Arguing that library services should not be limited to our traditional audiences: those that have the requisite capacities to use libraries. Hall notes that there are people who do not have the ability to read and people who do not have the access to read. Both groups deserve our attention and advocacy. Beginning with the Frederick Douglass quote, "Once you learn to read, you will be forever free" and connecting the absence of that agency to the rise of mass-incarceration, underemployment, COVID-19 mortality and public health inequities, Hall mines the link between literacy and self-determination which she maintains is as true today as ever.

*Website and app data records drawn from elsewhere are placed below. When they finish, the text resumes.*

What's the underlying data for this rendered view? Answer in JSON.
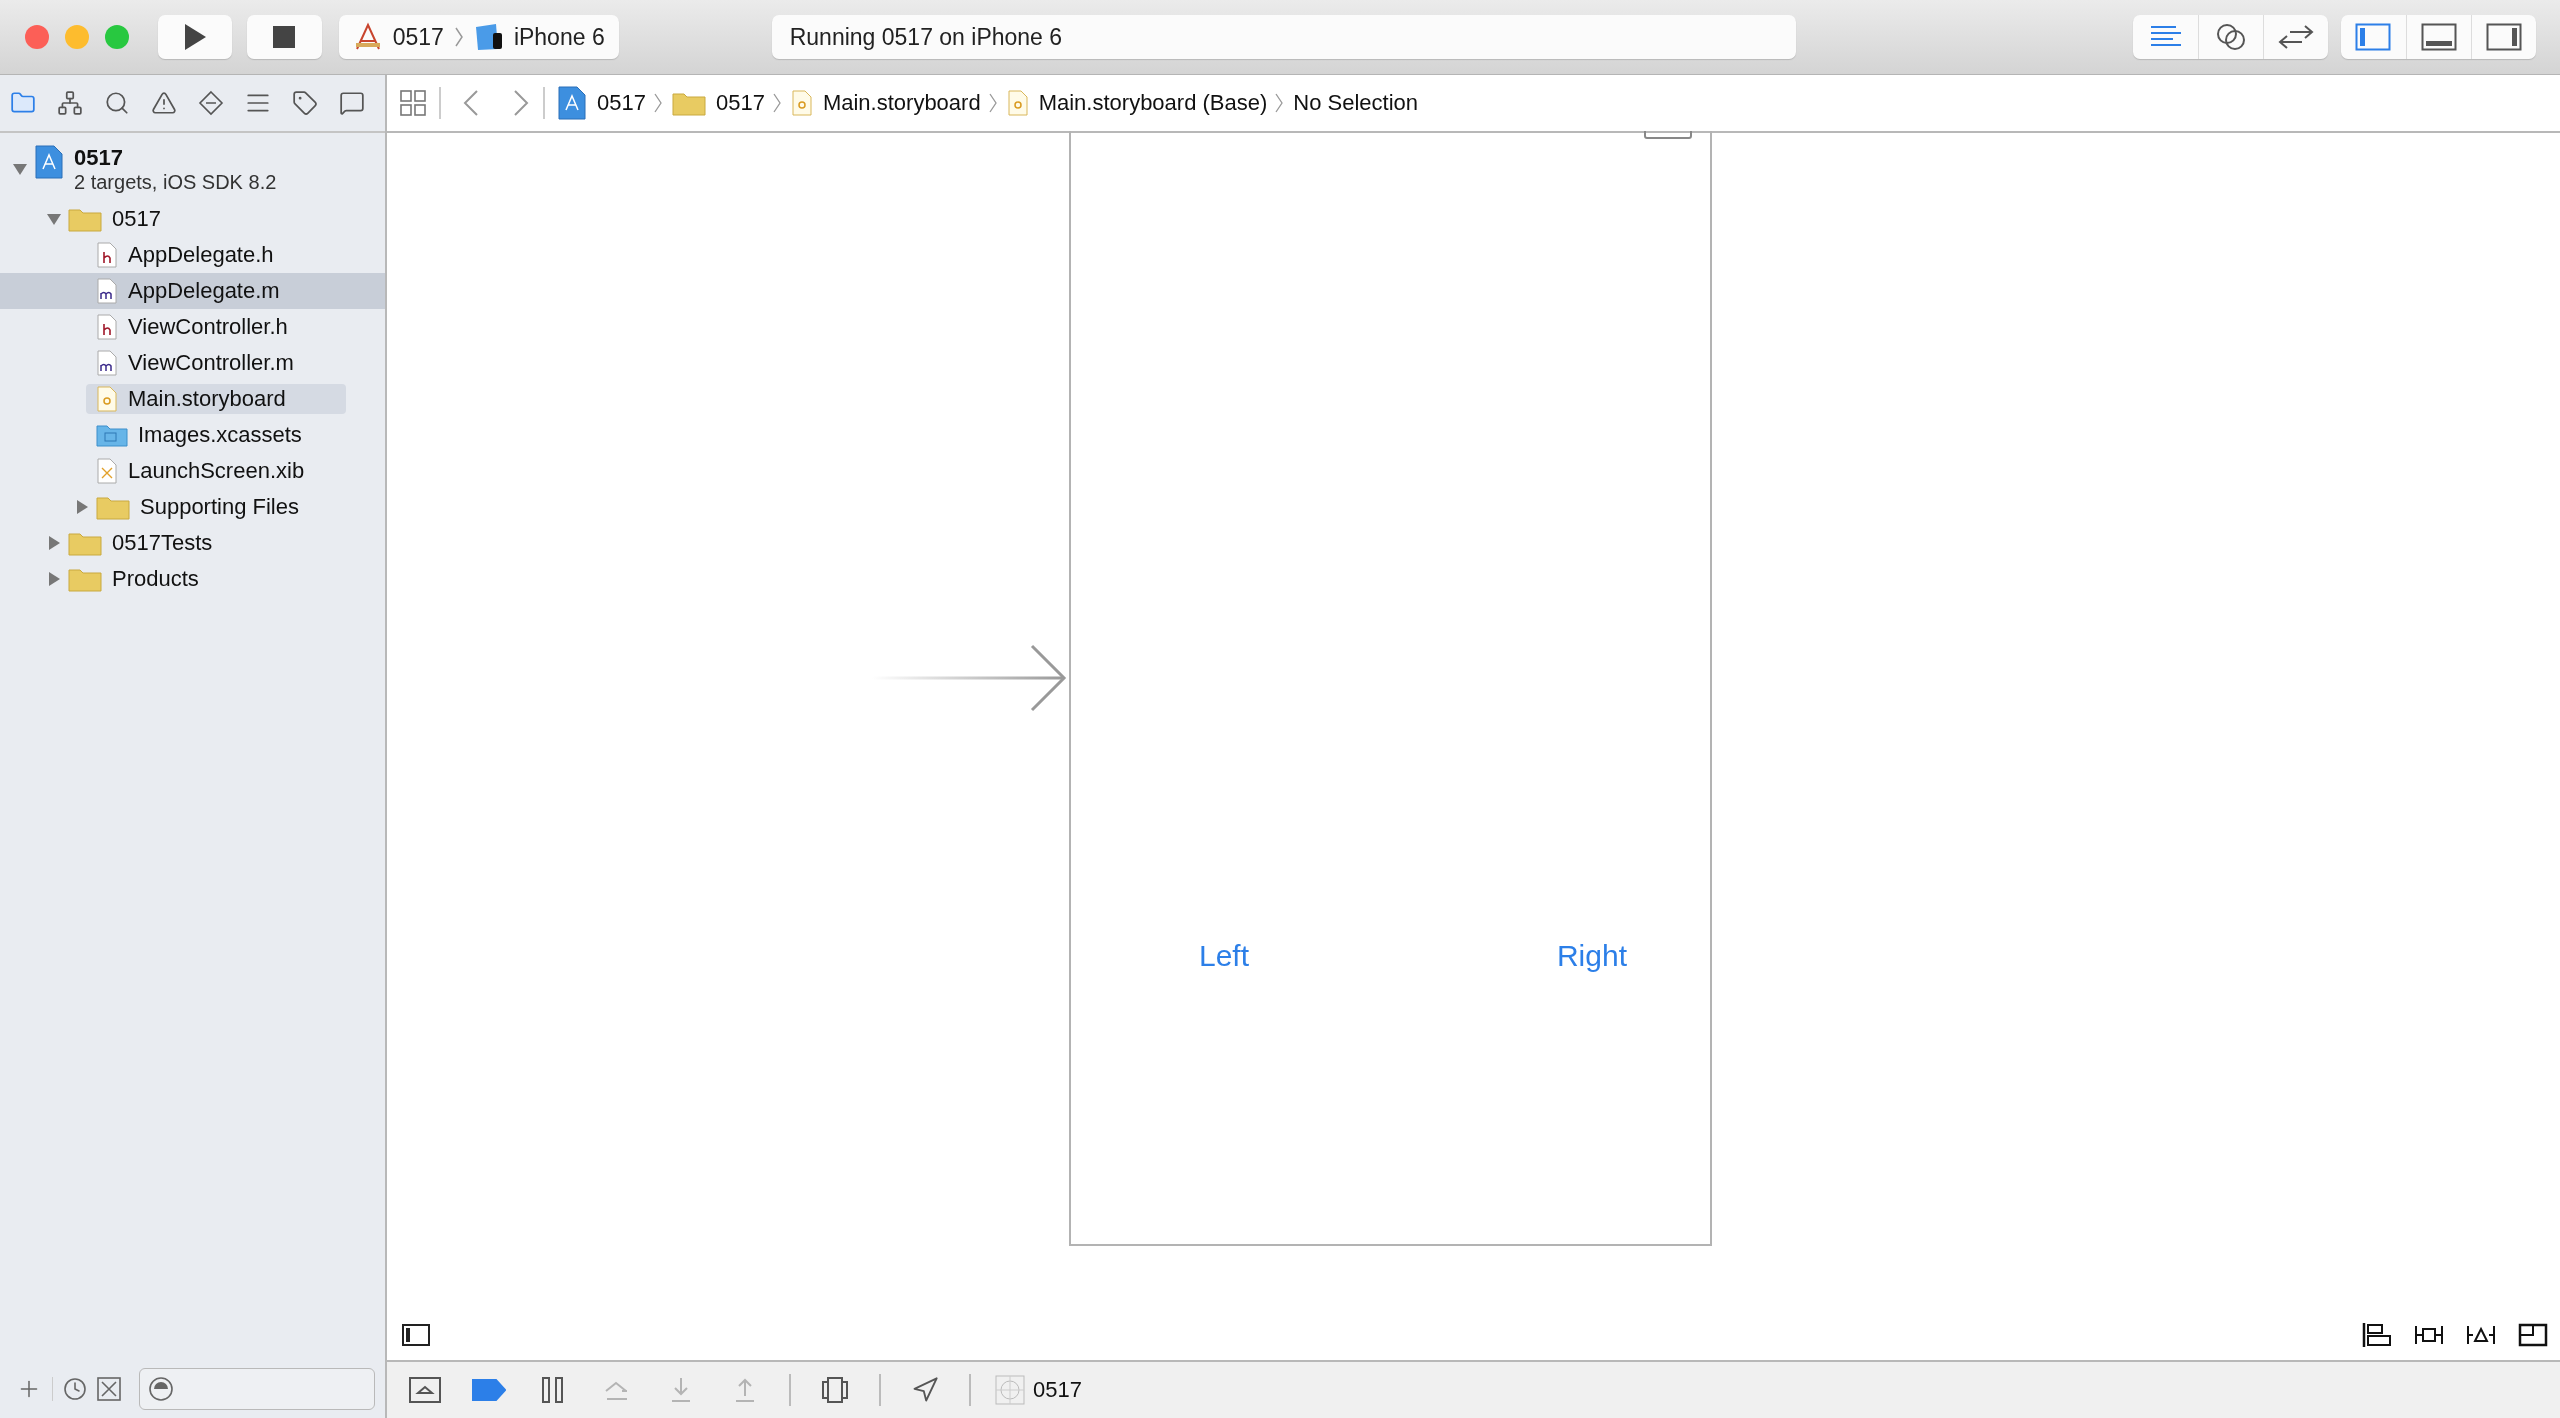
{
  "toolbar": {
    "scheme": {
      "project": "0517",
      "device": "iPhone 6"
    },
    "activity": "Running 0517 on iPhone 6",
    "editor_modes": [
      {
        "kind": "standard",
        "selected": true
      },
      {
        "kind": "assistant",
        "selected": false
      },
      {
        "kind": "version",
        "selected": false
      }
    ],
    "view_toggles": [
      {
        "kind": "navigator",
        "selected": true
      },
      {
        "kind": "debug",
        "selected": false
      },
      {
        "kind": "utilities",
        "selected": false
      }
    ]
  },
  "navigator_tabs": [
    {
      "kind": "project",
      "selected": true
    },
    {
      "kind": "symbol",
      "selected": false
    },
    {
      "kind": "find",
      "selected": false
    },
    {
      "kind": "issue",
      "selected": false
    },
    {
      "kind": "test",
      "selected": false
    },
    {
      "kind": "debug",
      "selected": false
    },
    {
      "kind": "breakpoint",
      "selected": false
    },
    {
      "kind": "report",
      "selected": false
    }
  ],
  "project_tree": {
    "name": "0517",
    "subtitle": "2 targets, iOS SDK 8.2",
    "expanded": true,
    "selected": false,
    "children": [
      {
        "name": "0517",
        "kind": "folder",
        "expanded": true,
        "selected": false,
        "open": false,
        "children": [
          {
            "name": "AppDelegate.h",
            "kind": "header",
            "selected": false,
            "open": false
          },
          {
            "name": "AppDelegate.m",
            "kind": "source",
            "selected": true,
            "open": false
          },
          {
            "name": "ViewController.h",
            "kind": "header",
            "selected": false,
            "open": false
          },
          {
            "name": "ViewController.m",
            "kind": "source",
            "selected": false,
            "open": false
          },
          {
            "name": "Main.storyboard",
            "kind": "storyboard",
            "selected": false,
            "open": true
          },
          {
            "name": "Images.xcassets",
            "kind": "assets",
            "selected": false,
            "open": false
          },
          {
            "name": "LaunchScreen.xib",
            "kind": "xib",
            "selected": false,
            "open": false
          },
          {
            "name": "Supporting Files",
            "kind": "folder",
            "expanded": false,
            "selected": false,
            "open": false
          }
        ]
      },
      {
        "name": "0517Tests",
        "kind": "folder",
        "expanded": false,
        "selected": false,
        "open": false
      },
      {
        "name": "Products",
        "kind": "folder",
        "expanded": false,
        "selected": false,
        "open": false
      }
    ]
  },
  "jump_bar": {
    "crumbs": [
      {
        "kind": "project",
        "label": "0517"
      },
      {
        "kind": "folder",
        "label": "0517"
      },
      {
        "kind": "storyboard",
        "label": "Main.storyboard"
      },
      {
        "kind": "storyboard",
        "label": "Main.storyboard (Base)"
      },
      {
        "kind": "none",
        "label": "No Selection"
      }
    ]
  },
  "scene": {
    "buttons": [
      "Left",
      "Right"
    ]
  },
  "debug_bar": {
    "breakpoints_on": true,
    "buttons": [
      {
        "kind": "hide",
        "disabled": false
      },
      {
        "kind": "breakpoints",
        "disabled": false
      },
      {
        "kind": "pause",
        "disabled": false
      },
      {
        "kind": "step-over",
        "disabled": true
      },
      {
        "kind": "step-in",
        "disabled": true
      },
      {
        "kind": "step-out",
        "disabled": true
      },
      {
        "kind": "view-debug",
        "disabled": false
      },
      {
        "kind": "location",
        "disabled": false
      }
    ],
    "process": "0517"
  }
}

Have questions for Tracie Hall? Submit them in advance using this Google Form.

Speakers
avatar for Tracie D. Hall

Tracie D. Hall

Executive Director, American Library Association
In February 2020, Tracie D. Hall was appointed the American Library Association’s 10th executive director in its 143-year history. In her new role, Hall oversees the oldest and largest library association in the world, made up of 57,000 members and more than 200 staffers. Hall is... Read More →



Friday May 13, 2022 11:00am - 12:00pm EDT
Virtual
  DEIA